ACTIVITY
All of the data below should be output exactly as given.

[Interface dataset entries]
********************

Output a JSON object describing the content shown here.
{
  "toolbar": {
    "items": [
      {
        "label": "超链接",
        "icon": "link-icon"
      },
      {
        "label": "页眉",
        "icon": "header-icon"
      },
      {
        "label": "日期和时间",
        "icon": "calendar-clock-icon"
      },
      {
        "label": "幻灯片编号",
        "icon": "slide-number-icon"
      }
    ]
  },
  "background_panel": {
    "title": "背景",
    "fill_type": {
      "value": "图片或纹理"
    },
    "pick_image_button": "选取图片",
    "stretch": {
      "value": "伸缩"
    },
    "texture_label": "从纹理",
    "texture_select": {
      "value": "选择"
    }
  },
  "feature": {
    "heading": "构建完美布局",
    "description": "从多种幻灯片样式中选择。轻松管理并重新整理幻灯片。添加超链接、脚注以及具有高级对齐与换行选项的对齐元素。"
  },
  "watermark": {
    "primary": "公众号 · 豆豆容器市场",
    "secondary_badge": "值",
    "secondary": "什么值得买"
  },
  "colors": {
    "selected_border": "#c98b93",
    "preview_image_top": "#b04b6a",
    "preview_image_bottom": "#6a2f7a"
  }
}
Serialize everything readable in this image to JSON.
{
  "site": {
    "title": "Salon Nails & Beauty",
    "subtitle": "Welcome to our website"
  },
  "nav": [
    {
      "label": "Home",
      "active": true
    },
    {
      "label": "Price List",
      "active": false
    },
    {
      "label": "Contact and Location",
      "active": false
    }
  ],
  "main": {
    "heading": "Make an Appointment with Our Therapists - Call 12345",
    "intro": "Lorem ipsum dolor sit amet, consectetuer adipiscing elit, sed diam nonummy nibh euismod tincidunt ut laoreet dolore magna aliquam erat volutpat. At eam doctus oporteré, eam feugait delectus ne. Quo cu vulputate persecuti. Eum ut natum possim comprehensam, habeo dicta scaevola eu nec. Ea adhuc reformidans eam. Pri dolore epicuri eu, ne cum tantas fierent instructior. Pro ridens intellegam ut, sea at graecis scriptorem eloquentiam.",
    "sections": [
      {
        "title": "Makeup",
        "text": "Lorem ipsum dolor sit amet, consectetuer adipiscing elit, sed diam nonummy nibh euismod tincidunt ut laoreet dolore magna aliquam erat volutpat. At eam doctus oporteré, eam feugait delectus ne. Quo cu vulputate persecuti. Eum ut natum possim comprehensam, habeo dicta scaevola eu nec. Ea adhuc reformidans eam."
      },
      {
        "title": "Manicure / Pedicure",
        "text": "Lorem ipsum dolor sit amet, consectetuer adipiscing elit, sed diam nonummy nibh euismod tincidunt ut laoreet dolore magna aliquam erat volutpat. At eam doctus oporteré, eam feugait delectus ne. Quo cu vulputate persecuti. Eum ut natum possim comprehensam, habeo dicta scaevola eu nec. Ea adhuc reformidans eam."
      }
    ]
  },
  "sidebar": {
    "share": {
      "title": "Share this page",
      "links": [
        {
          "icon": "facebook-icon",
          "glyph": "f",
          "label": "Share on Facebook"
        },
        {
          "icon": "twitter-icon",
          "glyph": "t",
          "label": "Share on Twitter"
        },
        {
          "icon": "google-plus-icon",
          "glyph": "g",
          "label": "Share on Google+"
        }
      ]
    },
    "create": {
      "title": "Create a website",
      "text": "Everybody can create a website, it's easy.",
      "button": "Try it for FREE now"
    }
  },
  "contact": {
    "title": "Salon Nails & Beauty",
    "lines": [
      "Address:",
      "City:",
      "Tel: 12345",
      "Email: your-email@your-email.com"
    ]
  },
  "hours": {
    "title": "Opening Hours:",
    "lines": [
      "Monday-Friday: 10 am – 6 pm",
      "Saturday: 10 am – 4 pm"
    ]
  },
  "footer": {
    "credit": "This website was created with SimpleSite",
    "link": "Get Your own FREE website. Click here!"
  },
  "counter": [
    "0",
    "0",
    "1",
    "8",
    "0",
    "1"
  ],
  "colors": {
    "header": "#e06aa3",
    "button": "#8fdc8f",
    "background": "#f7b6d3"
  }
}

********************

EXERCISE RESPONSE
Output a JSON object describing the content shown here.
{
  "toolbar": {
    "items": [
      {
        "label": "超链接",
        "icon": "link-icon"
      },
      {
        "label": "页眉",
        "icon": "header-icon"
      },
      {
        "label": "日期和时间",
        "icon": "calendar-clock-icon"
      },
      {
        "label": "幻灯片编号",
        "icon": "slide-number-icon"
      }
    ]
  },
  "background_panel": {
    "title": "背景",
    "fill_type": {
      "value": "图片或纹理"
    },
    "pick_image_button": "选取图片",
    "stretch": {
      "value": "伸缩"
    },
    "texture_label": "从纹理",
    "texture_select": {
      "value": "选择"
    }
  },
  "feature": {
    "heading": "构建完美布局",
    "description": "从多种幻灯片样式中选择。轻松管理并重新整理幻灯片。添加超链接、脚注以及具有高级对齐与换行选项的对齐元素。"
  },
  "watermark": {
    "primary": "公众号 · 豆豆容器市场",
    "secondary_badge": "值",
    "secondary": "什么值得买"
  },
  "colors": {
    "selected_border": "#c98b93",
    "preview_image_top": "#b04b6a",
    "preview_image_bottom": "#6a2f7a"
  }
}
Serialize everything readable in this image to JSON.
{
  "site": {
    "title": "Salon Nails & Beauty",
    "subtitle": "Welcome to our website"
  },
  "nav": [
    {
      "label": "Home",
      "active": true
    },
    {
      "label": "Price List",
      "active": false
    },
    {
      "label": "Contact and Location",
      "active": false
    }
  ],
  "main": {
    "heading": "Make an Appointment with Our Therapists - Call 12345",
    "intro": "Lorem ipsum dolor sit amet, consectetuer adipiscing elit, sed diam nonummy nibh euismod tincidunt ut laoreet dolore magna aliquam erat volutpat. At eam doctus oporteré, eam feugait delectus ne. Quo cu vulputate persecuti. Eum ut natum possim comprehensam, habeo dicta scaevola eu nec. Ea adhuc reformidans eam. Pri dolore epicuri eu, ne cum tantas fierent instructior. Pro ridens intellegam ut, sea at graecis scriptorem eloquentiam.",
    "sections": [
      {
        "title": "Makeup",
        "text": "Lorem ipsum dolor sit amet, consectetuer adipiscing elit, sed diam nonummy nibh euismod tincidunt ut laoreet dolore magna aliquam erat volutpat. At eam doctus oporteré, eam feugait delectus ne. Quo cu vulputate persecuti. Eum ut natum possim comprehensam, habeo dicta scaevola eu nec. Ea adhuc reformidans eam."
      },
      {
        "title": "Manicure / Pedicure",
        "text": "Lorem ipsum dolor sit amet, consectetuer adipiscing elit, sed diam nonummy nibh euismod tincidunt ut laoreet dolore magna aliquam erat volutpat. At eam doctus oporteré, eam feugait delectus ne. Quo cu vulputate persecuti. Eum ut natum possim comprehensam, habeo dicta scaevola eu nec. Ea adhuc reformidans eam."
      }
    ]
  },
  "sidebar": {
    "share": {
      "title": "Share this page",
      "links": [
        {
          "icon": "facebook-icon",
          "glyph": "f",
          "label": "Share on Facebook"
        },
        {
          "icon": "twitter-icon",
          "glyph": "t",
          "label": "Share on Twitter"
        },
        {
          "icon": "google-plus-icon",
          "glyph": "g",
          "label": "Share on Google+"
        }
      ]
    },
    "create": {
      "title": "Create a website",
      "text": "Everybody can create a website, it's easy.",
      "button": "Try it for FREE now"
    }
  },
  "contact": {
    "title": "Salon Nails & Beauty",
    "lines": [
      "Address:",
      "City:",
      "Tel: 12345",
      "Email: your-email@your-email.com"
    ]
  },
  "hours": {
    "title": "Opening Hours:",
    "lines": [
      "Monday-Friday: 10 am – 6 pm",
      "Saturday: 10 am – 4 pm"
    ]
  },
  "footer": {
    "credit": "This website was created with SimpleSite",
    "link": "Get Your own FREE website. Click here!"
  },
  "counter": [
    "0",
    "0",
    "1",
    "8",
    "0",
    "1"
  ],
  "colors": {
    "header": "#e06aa3",
    "button": "#8fdc8f",
    "background": "#f7b6d3"
  }
}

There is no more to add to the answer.